Mr Seini said this could be done by ensuring the constitutional independence and resourcing of the Scheme to play its mandate of protection and defence of the rights of the poor, vulnerable and indigents.
The Director, who was briefing the Ghana News Agency in Accra at the weekend on a proposed launch of the institution of a Legal Aid Week in early October this year, noted that the inclusion of the poor and vulnerable in the formal justice delivery system, was essential in building confidence for national security, cohesion and development.
Mr Seini said even though Parliament gave ministerial responsibility for the Legal Aid Scheme to the Attorney-General and Minister of Justice, the Scheme was expected to defend the rights of the low, poor, indigene and vulnerable in society against infractions by the rich and powerful but ironically the State was the most powerful in the country.
He therefore suggested the intensification of Alternative Dispute Resolutions, updating of the Legal Aid Scheme Act, recruiting and training competent dedicated and committed legal, para-legal and supporting staff and providing infrastructure, logistics and development of training programmes for effective implementation of legal aid programme countrywide.
The Director said it was unfortunate that due to ignorance, the rural poor took their peace for granted and were thus marginalized just because they could not afford justice and so were denied of legal services to get justice and freedom.

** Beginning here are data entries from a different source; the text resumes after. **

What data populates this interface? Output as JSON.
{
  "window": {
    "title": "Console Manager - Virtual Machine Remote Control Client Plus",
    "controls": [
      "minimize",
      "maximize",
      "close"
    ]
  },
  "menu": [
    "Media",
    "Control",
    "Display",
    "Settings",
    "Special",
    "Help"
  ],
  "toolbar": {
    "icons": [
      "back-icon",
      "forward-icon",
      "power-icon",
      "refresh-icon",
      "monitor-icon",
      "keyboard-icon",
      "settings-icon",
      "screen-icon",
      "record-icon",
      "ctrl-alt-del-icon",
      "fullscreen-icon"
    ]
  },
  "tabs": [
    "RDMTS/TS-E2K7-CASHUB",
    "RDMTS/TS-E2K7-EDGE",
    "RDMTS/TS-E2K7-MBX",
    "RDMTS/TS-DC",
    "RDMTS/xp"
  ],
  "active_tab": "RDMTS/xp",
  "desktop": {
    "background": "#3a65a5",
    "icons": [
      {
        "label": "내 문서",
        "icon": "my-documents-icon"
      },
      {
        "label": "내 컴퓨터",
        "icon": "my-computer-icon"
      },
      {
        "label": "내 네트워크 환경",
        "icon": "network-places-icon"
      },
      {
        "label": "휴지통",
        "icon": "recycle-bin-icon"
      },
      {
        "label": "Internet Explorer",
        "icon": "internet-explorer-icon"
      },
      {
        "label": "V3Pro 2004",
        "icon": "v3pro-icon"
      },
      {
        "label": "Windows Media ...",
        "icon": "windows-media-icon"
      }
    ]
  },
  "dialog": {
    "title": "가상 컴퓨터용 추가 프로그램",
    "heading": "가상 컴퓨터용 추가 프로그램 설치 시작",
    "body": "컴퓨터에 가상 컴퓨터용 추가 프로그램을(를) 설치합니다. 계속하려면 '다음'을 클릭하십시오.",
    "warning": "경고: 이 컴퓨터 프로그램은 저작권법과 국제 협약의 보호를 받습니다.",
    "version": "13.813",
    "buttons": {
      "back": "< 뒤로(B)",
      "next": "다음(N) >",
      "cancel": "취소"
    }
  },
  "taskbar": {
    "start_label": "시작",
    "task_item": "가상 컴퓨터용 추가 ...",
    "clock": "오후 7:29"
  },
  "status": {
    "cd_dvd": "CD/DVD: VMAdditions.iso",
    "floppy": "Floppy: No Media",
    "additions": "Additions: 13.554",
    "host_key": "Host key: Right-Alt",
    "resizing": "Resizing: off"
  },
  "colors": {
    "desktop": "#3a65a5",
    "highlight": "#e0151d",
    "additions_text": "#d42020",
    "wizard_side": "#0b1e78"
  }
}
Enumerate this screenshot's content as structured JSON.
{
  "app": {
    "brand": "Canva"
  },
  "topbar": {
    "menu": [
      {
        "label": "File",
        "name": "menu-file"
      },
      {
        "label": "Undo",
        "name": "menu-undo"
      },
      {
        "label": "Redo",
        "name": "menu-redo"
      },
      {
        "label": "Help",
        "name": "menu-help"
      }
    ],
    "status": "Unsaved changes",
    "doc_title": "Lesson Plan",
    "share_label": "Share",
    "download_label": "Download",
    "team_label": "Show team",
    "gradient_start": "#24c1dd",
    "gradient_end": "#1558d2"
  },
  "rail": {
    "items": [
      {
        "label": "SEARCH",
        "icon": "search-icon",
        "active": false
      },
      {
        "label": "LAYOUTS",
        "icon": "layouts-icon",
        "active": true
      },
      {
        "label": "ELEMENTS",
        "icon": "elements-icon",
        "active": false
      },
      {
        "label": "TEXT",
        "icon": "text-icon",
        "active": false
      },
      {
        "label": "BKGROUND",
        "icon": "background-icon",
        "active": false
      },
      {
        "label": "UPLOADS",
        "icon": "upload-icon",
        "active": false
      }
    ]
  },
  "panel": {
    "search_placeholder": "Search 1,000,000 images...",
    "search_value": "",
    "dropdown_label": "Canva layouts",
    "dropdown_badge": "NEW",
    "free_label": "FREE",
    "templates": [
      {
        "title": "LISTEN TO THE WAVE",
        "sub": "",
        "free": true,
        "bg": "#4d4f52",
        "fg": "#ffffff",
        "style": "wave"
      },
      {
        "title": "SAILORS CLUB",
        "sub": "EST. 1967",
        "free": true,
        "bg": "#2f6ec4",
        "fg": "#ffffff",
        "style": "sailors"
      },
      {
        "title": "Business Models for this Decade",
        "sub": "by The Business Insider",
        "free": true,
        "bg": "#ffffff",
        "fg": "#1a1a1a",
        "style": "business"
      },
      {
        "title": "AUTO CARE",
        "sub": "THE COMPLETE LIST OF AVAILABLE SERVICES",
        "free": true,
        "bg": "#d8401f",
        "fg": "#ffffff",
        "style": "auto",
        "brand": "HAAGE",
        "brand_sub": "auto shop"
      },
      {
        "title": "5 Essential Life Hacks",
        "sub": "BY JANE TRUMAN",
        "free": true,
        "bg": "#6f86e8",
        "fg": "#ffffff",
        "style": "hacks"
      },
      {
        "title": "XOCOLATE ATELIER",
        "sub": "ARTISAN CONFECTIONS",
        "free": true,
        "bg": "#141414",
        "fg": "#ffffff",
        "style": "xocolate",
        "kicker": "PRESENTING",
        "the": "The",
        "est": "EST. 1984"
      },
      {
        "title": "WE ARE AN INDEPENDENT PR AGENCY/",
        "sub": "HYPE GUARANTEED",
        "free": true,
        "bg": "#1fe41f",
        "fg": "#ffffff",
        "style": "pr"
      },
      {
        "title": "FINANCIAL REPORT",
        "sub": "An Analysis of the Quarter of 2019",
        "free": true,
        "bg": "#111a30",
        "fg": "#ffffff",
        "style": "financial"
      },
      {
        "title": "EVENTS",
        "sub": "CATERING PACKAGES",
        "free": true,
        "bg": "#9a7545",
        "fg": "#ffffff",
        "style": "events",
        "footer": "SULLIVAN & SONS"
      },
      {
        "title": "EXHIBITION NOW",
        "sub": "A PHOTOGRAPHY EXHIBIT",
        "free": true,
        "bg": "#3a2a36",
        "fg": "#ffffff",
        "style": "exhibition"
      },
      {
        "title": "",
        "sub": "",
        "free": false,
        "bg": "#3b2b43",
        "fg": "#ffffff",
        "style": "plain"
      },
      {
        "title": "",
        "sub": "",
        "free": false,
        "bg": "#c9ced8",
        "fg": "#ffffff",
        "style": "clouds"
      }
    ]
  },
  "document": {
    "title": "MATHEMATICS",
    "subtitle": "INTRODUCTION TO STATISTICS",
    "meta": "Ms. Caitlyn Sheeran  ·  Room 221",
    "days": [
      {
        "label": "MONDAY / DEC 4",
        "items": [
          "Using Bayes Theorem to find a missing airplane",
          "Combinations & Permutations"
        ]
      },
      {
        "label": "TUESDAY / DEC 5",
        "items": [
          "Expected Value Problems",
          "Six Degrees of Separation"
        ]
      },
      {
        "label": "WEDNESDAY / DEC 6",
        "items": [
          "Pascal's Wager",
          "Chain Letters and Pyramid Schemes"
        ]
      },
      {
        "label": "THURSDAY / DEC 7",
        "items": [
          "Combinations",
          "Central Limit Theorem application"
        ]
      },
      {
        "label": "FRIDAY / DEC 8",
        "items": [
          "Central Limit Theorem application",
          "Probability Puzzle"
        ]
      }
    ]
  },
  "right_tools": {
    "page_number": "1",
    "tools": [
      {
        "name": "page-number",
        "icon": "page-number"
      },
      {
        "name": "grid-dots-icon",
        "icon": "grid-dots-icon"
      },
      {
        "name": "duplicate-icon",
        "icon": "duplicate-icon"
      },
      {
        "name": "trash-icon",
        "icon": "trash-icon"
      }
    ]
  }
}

Mr Seini said it was necessary that legal aid was included in national issues and called for collaboration with stakeholders, especially the media to sensitize, educate and assist the people to discuss and benefit from justice and human rights.
He said majority of the rural poor and people in the various societies could not assess justice and legal aid because the services of the commercial Bar Association were beyond their means and capacity.
The Director called for a ‘first aid’ to support the activities of the Legal Aid Scheme to enable the rural poor and the vulnerable access Legal Aid and not to be denied their freedom and justice as enshrined in the country’s constitution.
Mr Seini urged the District and Metropolitan Assemblies to team up with the Legal Council and Judicial Council to train local persons in simple legal matters to assist the Justice and Security sub-committees of the Assembly’s in monitoring and reporting on pertinent issues at the grassroots level.
The Ghana Legal Aid Scheme has through its Alternative Dispute Resolution (ADR) been able to successfully assist disputants to settle 1,952 cases and to arrive at compromise and avoid litigations.
Mr Seini said under the ADR, the Scheme had created and operated Community Mediation Centres (CMC’s) in the Regional capitals and communities and were engaged in intensive legal literacy and rights awareness and education for all sectors of the populace.
He said as at October 2010, the Community Mediation Centres (CMC) received 2,671 disputes and complaints with 1,952 of the cases resolved while 552 of the cases were referred to the courts with 109 of the cases still pending.
Mr Seini said the rural poor in the Districts still depended on the regional offices of the Scheme, especially where there were no courts to search for justice.
“The only programme for training of staff has been the training of national service personnel in Alternative Dispute Resolution for the operation of the CMC’s”